• TASK TO COMPLETE
Give a faithful, exact copy of all entries, minus the images.

####

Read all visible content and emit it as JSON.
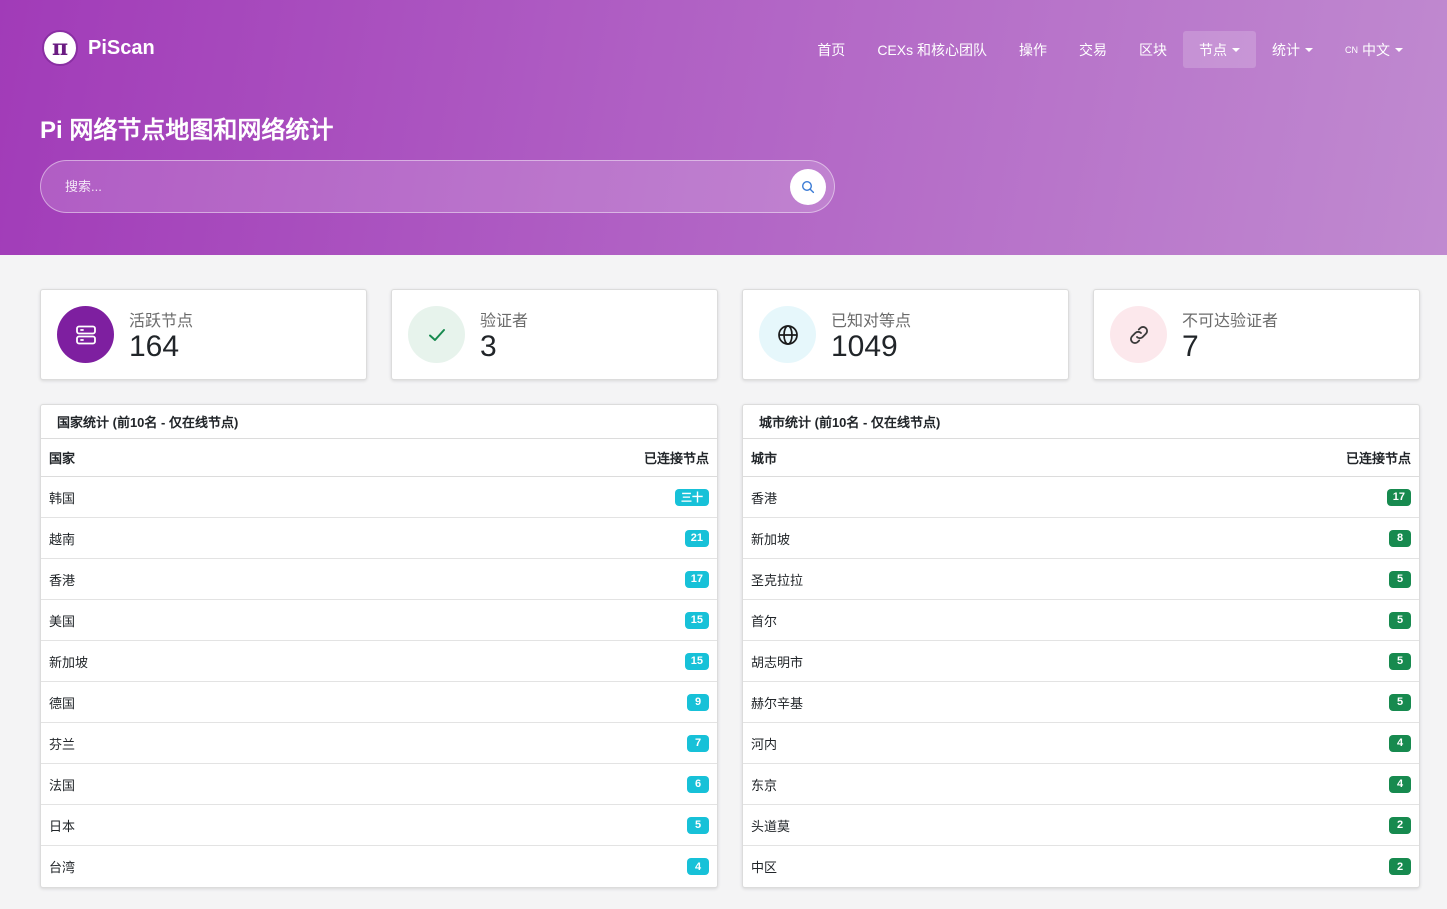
{
  "brand": {
    "name": "PiScan",
    "logo_glyph": "π"
  },
  "nav": {
    "items": [
      {
        "label": "首页",
        "dropdown": false,
        "active": false
      },
      {
        "label": "CEXs 和核心团队",
        "dropdown": false,
        "active": false
      },
      {
        "label": "操作",
        "dropdown": false,
        "active": false
      },
      {
        "label": "交易",
        "dropdown": false,
        "active": false
      },
      {
        "label": "区块",
        "dropdown": false,
        "active": false
      },
      {
        "label": "节点",
        "dropdown": true,
        "active": true
      },
      {
        "label": "统计",
        "dropdown": true,
        "active": false
      }
    ],
    "language": {
      "code": "CN",
      "label": "中文"
    }
  },
  "hero": {
    "title": "Pi 网络节点地图和网络统计"
  },
  "search": {
    "placeholder": "搜索..."
  },
  "stats": [
    {
      "label": "活跃节点",
      "value": "164",
      "icon": "server-icon",
      "bg": "#7e1fa0",
      "fg": "#ffffff"
    },
    {
      "label": "验证者",
      "value": "3",
      "icon": "check-icon",
      "bg": "#e7f3ec",
      "fg": "#178a4f"
    },
    {
      "label": "已知对等点",
      "value": "1049",
      "icon": "globe-icon",
      "bg": "#e6f7fb",
      "fg": "#1b1b1b"
    },
    {
      "label": "不可达验证者",
      "value": "7",
      "icon": "link-icon",
      "bg": "#fce8ec",
      "fg": "#3a3a3a"
    }
  ],
  "country_panel": {
    "title": "国家统计 (前10名 - 仅在线节点)",
    "col_name": "国家",
    "col_count": "已连接节点",
    "rows": [
      {
        "name": "韩国",
        "count": "三十"
      },
      {
        "name": "越南",
        "count": "21"
      },
      {
        "name": "香港",
        "count": "17"
      },
      {
        "name": "美国",
        "count": "15"
      },
      {
        "name": "新加坡",
        "count": "15"
      },
      {
        "name": "德国",
        "count": "9"
      },
      {
        "name": "芬兰",
        "count": "7"
      },
      {
        "name": "法国",
        "count": "6"
      },
      {
        "name": "日本",
        "count": "5"
      },
      {
        "name": "台湾",
        "count": "4"
      }
    ]
  },
  "city_panel": {
    "title": "城市统计 (前10名 - 仅在线节点)",
    "col_name": "城市",
    "col_count": "已连接节点",
    "rows": [
      {
        "name": "香港",
        "count": "17"
      },
      {
        "name": "新加坡",
        "count": "8"
      },
      {
        "name": "圣克拉拉",
        "count": "5"
      },
      {
        "name": "首尔",
        "count": "5"
      },
      {
        "name": "胡志明市",
        "count": "5"
      },
      {
        "name": "赫尔辛基",
        "count": "5"
      },
      {
        "name": "河内",
        "count": "4"
      },
      {
        "name": "东京",
        "count": "4"
      },
      {
        "name": "头道莫",
        "count": "2"
      },
      {
        "name": "中区",
        "count": "2"
      }
    ]
  },
  "colors": {
    "country_badge": "#17c1d8",
    "city_badge": "#178a4f",
    "brand": "#a13bb8"
  }
}
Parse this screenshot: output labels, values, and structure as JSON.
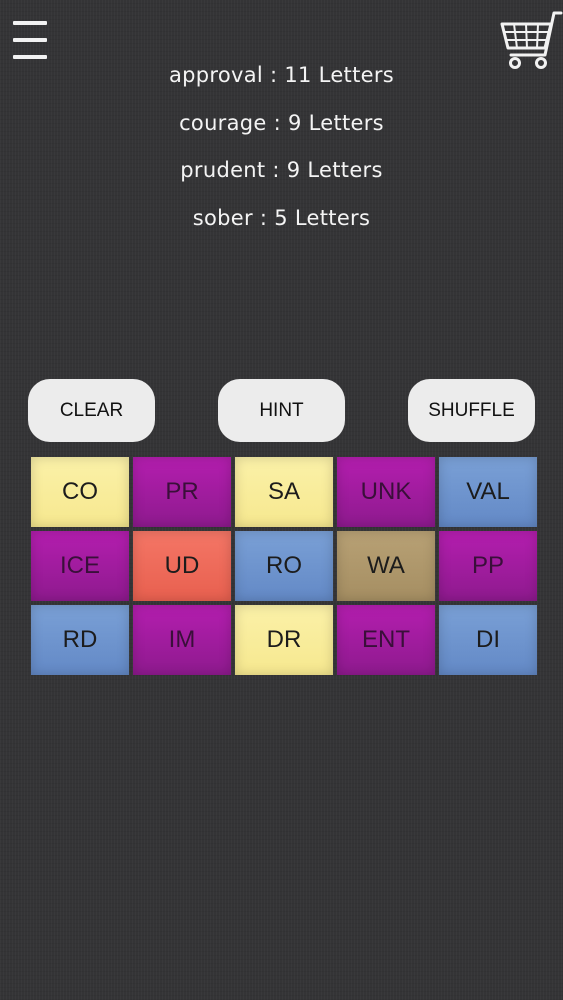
{
  "header": {
    "menu_icon": "hamburger-menu-icon",
    "cart_icon": "shopping-cart-icon"
  },
  "clues": [
    {
      "text": "approval : 11 Letters"
    },
    {
      "text": "courage : 9 Letters"
    },
    {
      "text": "prudent : 9 Letters"
    },
    {
      "text": "sober : 5 Letters"
    }
  ],
  "buttons": {
    "clear": "CLEAR",
    "hint": "HINT",
    "shuffle": "SHUFFLE"
  },
  "tiles": [
    {
      "text": "CO",
      "color": "#f8ec9a"
    },
    {
      "text": "PR",
      "color": "#a21c9f"
    },
    {
      "text": "SA",
      "color": "#f8ec9a"
    },
    {
      "text": "UNK",
      "color": "#a21c9f"
    },
    {
      "text": "VAL",
      "color": "#6f96d0"
    },
    {
      "text": "ICE",
      "color": "#a21c9f"
    },
    {
      "text": "UD",
      "color": "#ee6b5a"
    },
    {
      "text": "RO",
      "color": "#6f96d0"
    },
    {
      "text": "WA",
      "color": "#ae976b"
    },
    {
      "text": "PP",
      "color": "#a21c9f"
    },
    {
      "text": "RD",
      "color": "#6f96d0"
    },
    {
      "text": "IM",
      "color": "#a21c9f"
    },
    {
      "text": "DR",
      "color": "#f8ec9a"
    },
    {
      "text": "ENT",
      "color": "#a21c9f"
    },
    {
      "text": "DI",
      "color": "#6f96d0"
    }
  ]
}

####

• WRITTEN SOLUTION
Read all visible content and emit it as JSON.
{
  "brand": {
    "name": "PiScan",
    "logo_glyph": "π"
  },
  "nav": {
    "items": [
      {
        "label": "首页",
        "dropdown": false,
        "active": false
      },
      {
        "label": "CEXs 和核心团队",
        "dropdown": false,
        "active": false
      },
      {
        "label": "操作",
        "dropdown": false,
        "active": false
      },
      {
        "label": "交易",
        "dropdown": false,
        "active": false
      },
      {
        "label": "区块",
        "dropdown": false,
        "active": false
      },
      {
        "label": "节点",
        "dropdown": true,
        "active": true
      },
      {
        "label": "统计",
        "dropdown": true,
        "active": false
      }
    ],
    "language": {
      "code": "CN",
      "label": "中文"
    }
  },
  "hero": {
    "title": "Pi 网络节点地图和网络统计"
  },
  "search": {
    "placeholder": "搜索..."
  },
  "stats": [
    {
      "label": "活跃节点",
      "value": "164",
      "icon": "server-icon",
      "bg": "#7e1fa0",
      "fg": "#ffffff"
    },
    {
      "label": "验证者",
      "value": "3",
      "icon": "check-icon",
      "bg": "#e7f3ec",
      "fg": "#178a4f"
    },
    {
      "label": "已知对等点",
      "value": "1049",
      "icon": "globe-icon",
      "bg": "#e6f7fb",
      "fg": "#1b1b1b"
    },
    {
      "label": "不可达验证者",
      "value": "7",
      "icon": "link-icon",
      "bg": "#fce8ec",
      "fg": "#3a3a3a"
    }
  ],
  "country_panel": {
    "title": "国家统计 (前10名 - 仅在线节点)",
    "col_name": "国家",
    "col_count": "已连接节点",
    "rows": [
      {
        "name": "韩国",
        "count": "三十"
      },
      {
        "name": "越南",
        "count": "21"
      },
      {
        "name": "香港",
        "count": "17"
      },
      {
        "name": "美国",
        "count": "15"
      },
      {
        "name": "新加坡",
        "count": "15"
      },
      {
        "name": "德国",
        "count": "9"
      },
      {
        "name": "芬兰",
        "count": "7"
      },
      {
        "name": "法国",
        "count": "6"
      },
      {
        "name": "日本",
        "count": "5"
      },
      {
        "name": "台湾",
        "count": "4"
      }
    ]
  },
  "city_panel": {
    "title": "城市统计 (前10名 - 仅在线节点)",
    "col_name": "城市",
    "col_count": "已连接节点",
    "rows": [
      {
        "name": "香港",
        "count": "17"
      },
      {
        "name": "新加坡",
        "count": "8"
      },
      {
        "name": "圣克拉拉",
        "count": "5"
      },
      {
        "name": "首尔",
        "count": "5"
      },
      {
        "name": "胡志明市",
        "count": "5"
      },
      {
        "name": "赫尔辛基",
        "count": "5"
      },
      {
        "name": "河内",
        "count": "4"
      },
      {
        "name": "东京",
        "count": "4"
      },
      {
        "name": "头道莫",
        "count": "2"
      },
      {
        "name": "中区",
        "count": "2"
      }
    ]
  },
  "colors": {
    "country_badge": "#17c1d8",
    "city_badge": "#178a4f",
    "brand": "#a13bb8"
  }
}
Parse this screenshot: output labels, values, and structure as JSON.
{
  "header": {
    "menu_icon": "hamburger-menu-icon",
    "cart_icon": "shopping-cart-icon"
  },
  "clues": [
    {
      "text": "approval : 11 Letters"
    },
    {
      "text": "courage : 9 Letters"
    },
    {
      "text": "prudent : 9 Letters"
    },
    {
      "text": "sober : 5 Letters"
    }
  ],
  "buttons": {
    "clear": "CLEAR",
    "hint": "HINT",
    "shuffle": "SHUFFLE"
  },
  "tiles": [
    {
      "text": "CO",
      "color": "#f8ec9a"
    },
    {
      "text": "PR",
      "color": "#a21c9f"
    },
    {
      "text": "SA",
      "color": "#f8ec9a"
    },
    {
      "text": "UNK",
      "color": "#a21c9f"
    },
    {
      "text": "VAL",
      "color": "#6f96d0"
    },
    {
      "text": "ICE",
      "color": "#a21c9f"
    },
    {
      "text": "UD",
      "color": "#ee6b5a"
    },
    {
      "text": "RO",
      "color": "#6f96d0"
    },
    {
      "text": "WA",
      "color": "#ae976b"
    },
    {
      "text": "PP",
      "color": "#a21c9f"
    },
    {
      "text": "RD",
      "color": "#6f96d0"
    },
    {
      "text": "IM",
      "color": "#a21c9f"
    },
    {
      "text": "DR",
      "color": "#f8ec9a"
    },
    {
      "text": "ENT",
      "color": "#a21c9f"
    },
    {
      "text": "DI",
      "color": "#6f96d0"
    }
  ]
}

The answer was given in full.